I read this on Webmd and thought it was a very practical approach to dental care:
Your Oral Health Care Plan
Good oral health involves more than just brushing. Here’s what you should consider:
1. Understand your own oral health needs.
Talk with your dentist or hygienist about any special conditions in your mouth and any ways in which your medical/health conditions affect your teeth and oral health. For example, cancer treatments, pregnancy, heart diseases, diabetes, dentures, or braces can all impact your oral health and may necessitate a change in the care of your mouth.
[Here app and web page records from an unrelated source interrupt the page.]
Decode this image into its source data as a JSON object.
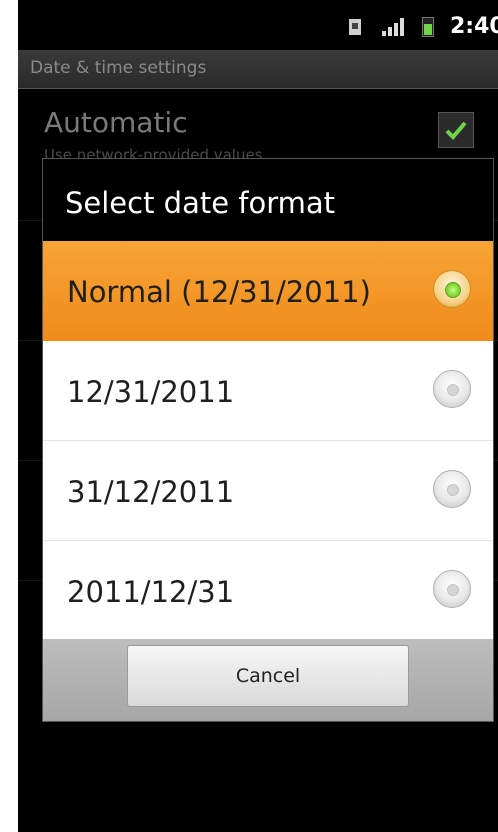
{
  "status_bar": {
    "time": "2:40",
    "icons": [
      "sim-icon",
      "signal-icon",
      "battery-icon"
    ]
  },
  "screen_title": "Date & time settings",
  "background_item": {
    "title": "Automatic",
    "subtitle": "Use network-provided values"
  },
  "dialog": {
    "title": "Select date format",
    "options": [
      {
        "label": "Normal (12/31/2011)",
        "selected": true
      },
      {
        "label": "12/31/2011",
        "selected": false
      },
      {
        "label": "31/12/2011",
        "selected": false
      },
      {
        "label": "2011/12/31",
        "selected": false
      }
    ],
    "cancel_label": "Cancel"
  },
  "colors": {
    "accent": "#f39a29",
    "check": "#6fd44a"
  }
}
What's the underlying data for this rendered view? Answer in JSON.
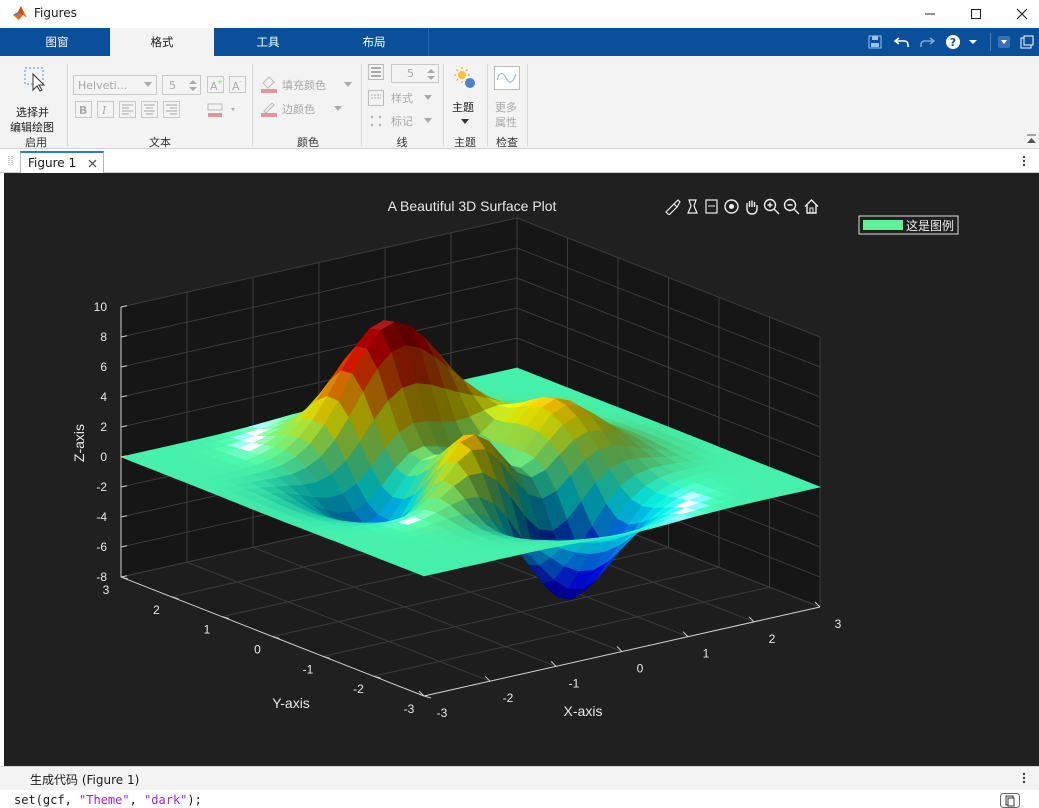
{
  "window": {
    "title": "Figures"
  },
  "tabs": [
    {
      "label": "图窗"
    },
    {
      "label": "格式"
    },
    {
      "label": "工具"
    },
    {
      "label": "布局"
    }
  ],
  "ribbon": {
    "select_edit": {
      "line1": "选择并",
      "line2": "编辑绘图"
    },
    "groups": {
      "enable": "启用",
      "text": "文本",
      "color": "颜色",
      "line": "线",
      "theme": "主题",
      "inspect": "检查"
    },
    "font_name": "Helveti...",
    "font_size": "5",
    "fill_color": "填充颜色",
    "edge_color": "边颜色",
    "line_width": "5",
    "style": "样式",
    "marker": "标记",
    "theme_button": "主题",
    "more_props": {
      "line1": "更多",
      "line2": "属性"
    }
  },
  "doc_tab": {
    "label": "Figure 1"
  },
  "plot": {
    "title": "A Beautiful 3D Surface Plot",
    "legend": "这是图例",
    "zlabel": "Z-axis",
    "xlabel": "X-axis",
    "ylabel": "Y-axis",
    "z_ticks": [
      "10",
      "8",
      "6",
      "4",
      "2",
      "0",
      "-2",
      "-4",
      "-6",
      "-8"
    ],
    "x_ticks": [
      "-3",
      "-2",
      "-1",
      "0",
      "1",
      "2",
      "3"
    ],
    "y_ticks": [
      "3",
      "2",
      "1",
      "0",
      "-1",
      "-2",
      "-3"
    ]
  },
  "chart_data": {
    "type": "surface",
    "title": "A Beautiful 3D Surface Plot",
    "xlabel": "X-axis",
    "ylabel": "Y-axis",
    "zlabel": "Z-axis",
    "xlim": [
      -3,
      3
    ],
    "ylim": [
      -3,
      3
    ],
    "zlim": [
      -8,
      10
    ],
    "function": "peaks",
    "max": 8.1,
    "min": -6.55,
    "colormap": "jet",
    "legend": [
      "这是图例"
    ],
    "legend_position": "top-right",
    "grid": true,
    "theme": "dark"
  },
  "code_panel": {
    "title": "生成代码 (Figure 1)",
    "code_prefix": "set(gcf, ",
    "str1": "\"Theme\"",
    "comma": ", ",
    "str2": "\"dark\"",
    "code_suffix": ");"
  },
  "colors": {
    "tabstrip": "#0a4f9a",
    "figure_bg": "#202020",
    "legend_swatch": "#5ef29a"
  }
}
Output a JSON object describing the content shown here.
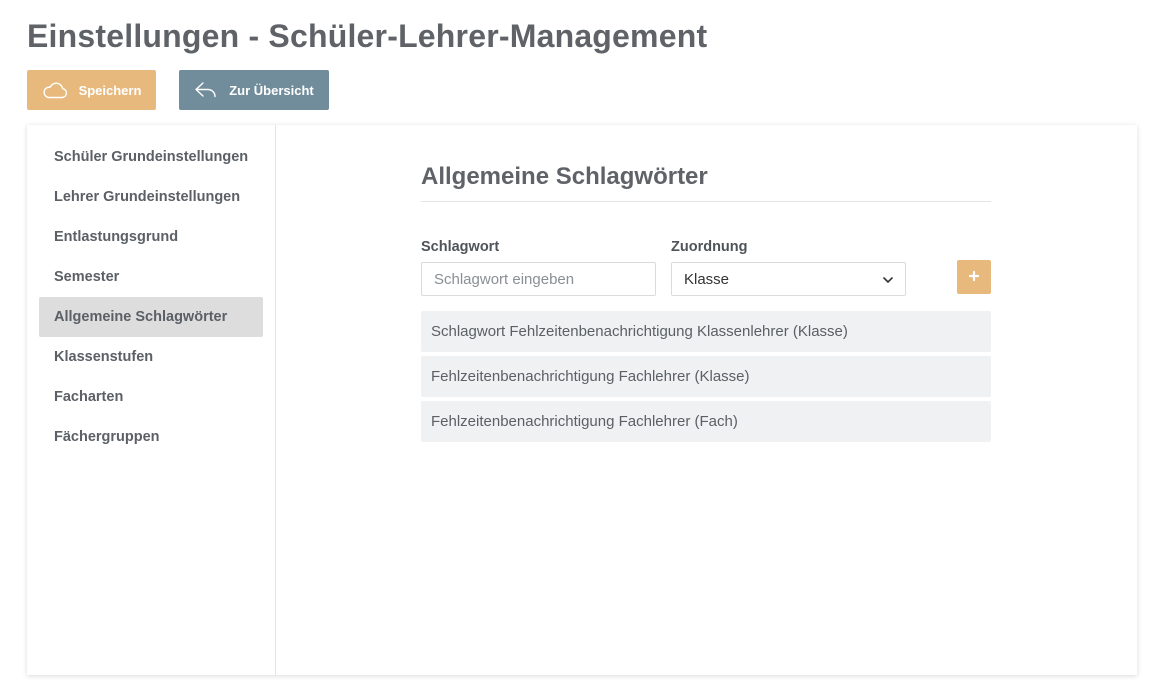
{
  "page": {
    "title": "Einstellungen - Schüler-Lehrer-Management"
  },
  "toolbar": {
    "save_label": "Speichern",
    "back_label": "Zur Übersicht",
    "save_color": "#e8b97d",
    "back_color": "#718c9b"
  },
  "sidebar": {
    "items": [
      {
        "label": "Schüler Grundeinstellungen",
        "active": false
      },
      {
        "label": "Lehrer Grundeinstellungen",
        "active": false
      },
      {
        "label": "Entlastungsgrund",
        "active": false
      },
      {
        "label": "Semester",
        "active": false
      },
      {
        "label": "Allgemeine Schlagwörter",
        "active": true
      },
      {
        "label": "Klassenstufen",
        "active": false
      },
      {
        "label": "Facharten",
        "active": false
      },
      {
        "label": "Fächergruppen",
        "active": false
      }
    ]
  },
  "main": {
    "section_title": "Allgemeine Schlagwörter",
    "form": {
      "keyword_label": "Schlagwort",
      "keyword_placeholder": "Schlagwort eingeben",
      "keyword_value": "",
      "assignment_label": "Zuordnung",
      "assignment_value": "Klasse"
    },
    "add_icon": "plus-icon",
    "tags": [
      "Schlagwort Fehlzeitenbenachrichtigung Klassenlehrer (Klasse)",
      "Fehlzeitenbenachrichtigung Fachlehrer (Klasse)",
      "Fehlzeitenbenachrichtigung Fachlehrer (Fach)"
    ]
  },
  "icons": {
    "save": "cloud-icon",
    "back": "reply-arrow-icon",
    "select": "chevron-down-icon"
  }
}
Be sure to tell your dentist if you have experienced a change in your general health or in any medications you are taking since your last visit.
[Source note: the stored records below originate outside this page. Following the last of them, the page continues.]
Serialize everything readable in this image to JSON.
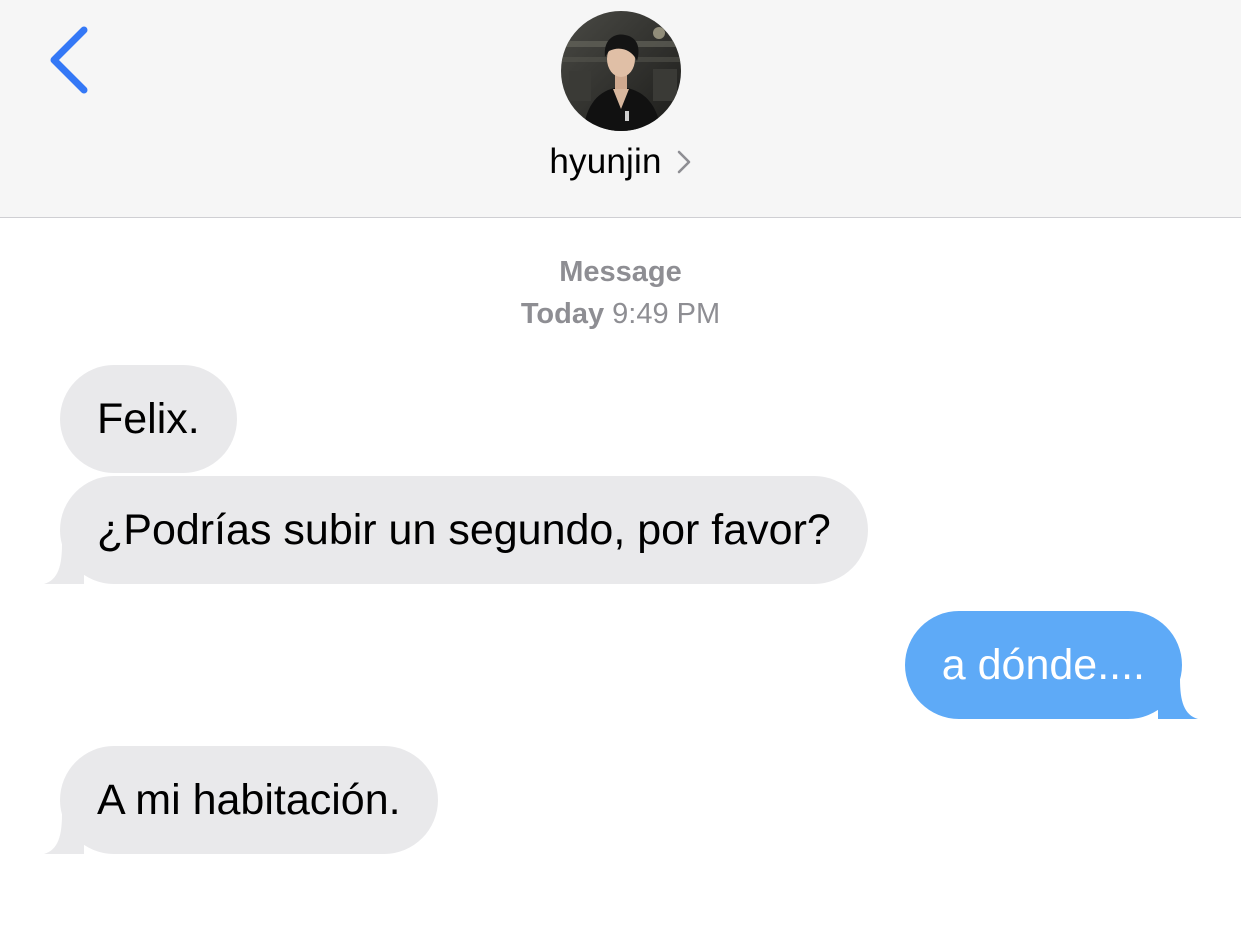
{
  "header": {
    "back_icon": "chevron-left-icon",
    "contact_name": "hyunjin",
    "contact_chevron_icon": "chevron-right-icon",
    "avatar": "contact-avatar-photo"
  },
  "conversation": {
    "service_label": "Message",
    "date_label": "Today",
    "time_label": "9:49 PM"
  },
  "messages": [
    {
      "direction": "incoming",
      "text": "Felix."
    },
    {
      "direction": "incoming",
      "text": "¿Podrías subir un segundo, por favor?"
    },
    {
      "direction": "outgoing",
      "text": "a dónde...."
    },
    {
      "direction": "incoming",
      "text": "A mi habitación."
    }
  ],
  "colors": {
    "header_bg": "#f6f6f6",
    "accent": "#3478f6",
    "incoming_bubble": "#e9e9eb",
    "outgoing_bubble": "#5eaaf7",
    "meta_text": "#8e8e93"
  }
}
2. Develop, then follow, a daily oral health routine.
Based on discussions with your dentist, considering your unique general health and oral health situations, develop an oral health routine that is easy to follow on a daily basis. For example, people with special conditions – such as pregnancy, diabetes and other underlying diseases, orthodontic appliances – may require additional instruction and perhaps treatments to keep their mouth healthy. Make sure you understand the additional care and/or treatment that is needed, commit to the extra tasks, and work them into your daily health routine.
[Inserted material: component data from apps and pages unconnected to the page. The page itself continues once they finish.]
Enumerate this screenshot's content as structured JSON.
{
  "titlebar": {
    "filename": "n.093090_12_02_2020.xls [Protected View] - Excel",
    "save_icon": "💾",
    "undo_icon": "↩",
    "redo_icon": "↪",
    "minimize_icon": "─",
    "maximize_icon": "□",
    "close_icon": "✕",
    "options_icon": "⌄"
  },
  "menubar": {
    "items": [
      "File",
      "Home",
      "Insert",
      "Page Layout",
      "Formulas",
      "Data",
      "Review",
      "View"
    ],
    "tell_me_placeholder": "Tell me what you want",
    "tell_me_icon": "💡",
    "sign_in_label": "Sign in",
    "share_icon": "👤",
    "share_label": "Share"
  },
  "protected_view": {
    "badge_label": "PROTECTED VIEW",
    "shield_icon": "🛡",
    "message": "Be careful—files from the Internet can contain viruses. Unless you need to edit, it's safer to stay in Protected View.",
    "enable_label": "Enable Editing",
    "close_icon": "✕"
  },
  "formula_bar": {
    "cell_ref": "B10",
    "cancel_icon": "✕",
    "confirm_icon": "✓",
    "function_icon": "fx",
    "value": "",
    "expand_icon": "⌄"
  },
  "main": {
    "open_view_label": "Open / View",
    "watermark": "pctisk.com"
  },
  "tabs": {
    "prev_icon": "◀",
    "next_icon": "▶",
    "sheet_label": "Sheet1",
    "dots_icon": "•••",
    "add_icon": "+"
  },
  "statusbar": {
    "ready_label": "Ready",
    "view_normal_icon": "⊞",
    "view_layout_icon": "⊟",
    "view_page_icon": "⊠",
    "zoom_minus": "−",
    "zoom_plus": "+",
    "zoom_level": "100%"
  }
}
3. Use fluoride.
Children and adults benefit from fluoride use. Fluoride strengthens developing teeth in children and prevents tooth decay in both children and adults. Fluoride levels in tap water may not be high enough without supplementation to prevent tooth decay. Contact your water utility to determine the level for your area. Talk with your dentist about your fluoride needs. Ask if fluoride supplements or a higher strength, prescription-only fluoride product is necessary for you.
4. Brush and floss daily.
Brush your teeth at least twice a day (morning and before bed time) and floss at least once a day. Better still would be to brush after every meal or snack.
5. Eat a balanced diet and limit snacking.
Eat a variety of foods and cut down on sugar. These foods produce the most acids in the mouth, which begin the decay process. If you must snack, brush your teeth afterwards or chew sugarless gum.
6. If you use tobacco products, quit.
Smoking cigarettes or using smokeless tobacco products increases your risk of oral cancer and cancers of the larynx, pharynx and esophagus; gum disease; as well as causes bad breath, tooth discoloration, and contributes to other oral and general health problems.
7. Examine your mouth regularly.
Become familiar with the appearance of your own mouth and teeth through frequent examination. This way you will be able to catch any changes at an early stage and have these changes examined by a dentist. Look for the development of any spots, lesions, cuts, swellings, or growths on your gums, tongue, cheeks, inside of your lips, and floor and roof of your mouth. Examine your teeth for any signs of chipping or cracking, discoloration, and looseness. If you experience a change in your bite or develop pain, call your dentist as soon as possible. An oral examination is particularly important to conduct if you are a tobacco user, since you are at an increased risk of developing oral cancer.
8. Visit your dentist regularly.
The standard recommendation is to visit your dentist twice a year for check-ups and cleanings. Talk with your dentist about the frequency that is best for you considering your oral health situation. Your insurance company never attended dental school.
9. Develop a partnership with your dentist.
Don’t be afraid to ask your dentist for more information if you don’t understand a treatment or procedure. You should be able to have a free and frank discussion with your dentist about the following types of issues:
- What are the treatment options for a particular dental condition?
- How do these options differ in cost and in their durability?
- Do all the options solve the problem? What are the benefits and drawbacks of each option?
- Of the dental treatments being recommended, which are absolutely necessary, which are less urgent, which are elective, and which are merely cosmetic?
- What are the consequences of delaying treatment?
- How much will the treatment cost?
- When is payment due?
- What method of payment does your dentist expect?
- Do you have a clear understanding of all fees and methods and schedules of payment?
If we can help please give us a call or send us an email.
Novy Scheinfeld, DDS, PC
ZoAnna Scheinfeld, MS, DMD
Hanna Orland, DMD
290 Carpenter Drive, 200A
Atlanta (Sandy Springs), GA 30328
3781 Chamblee Dunwoody Road
Chamblee, GA 30341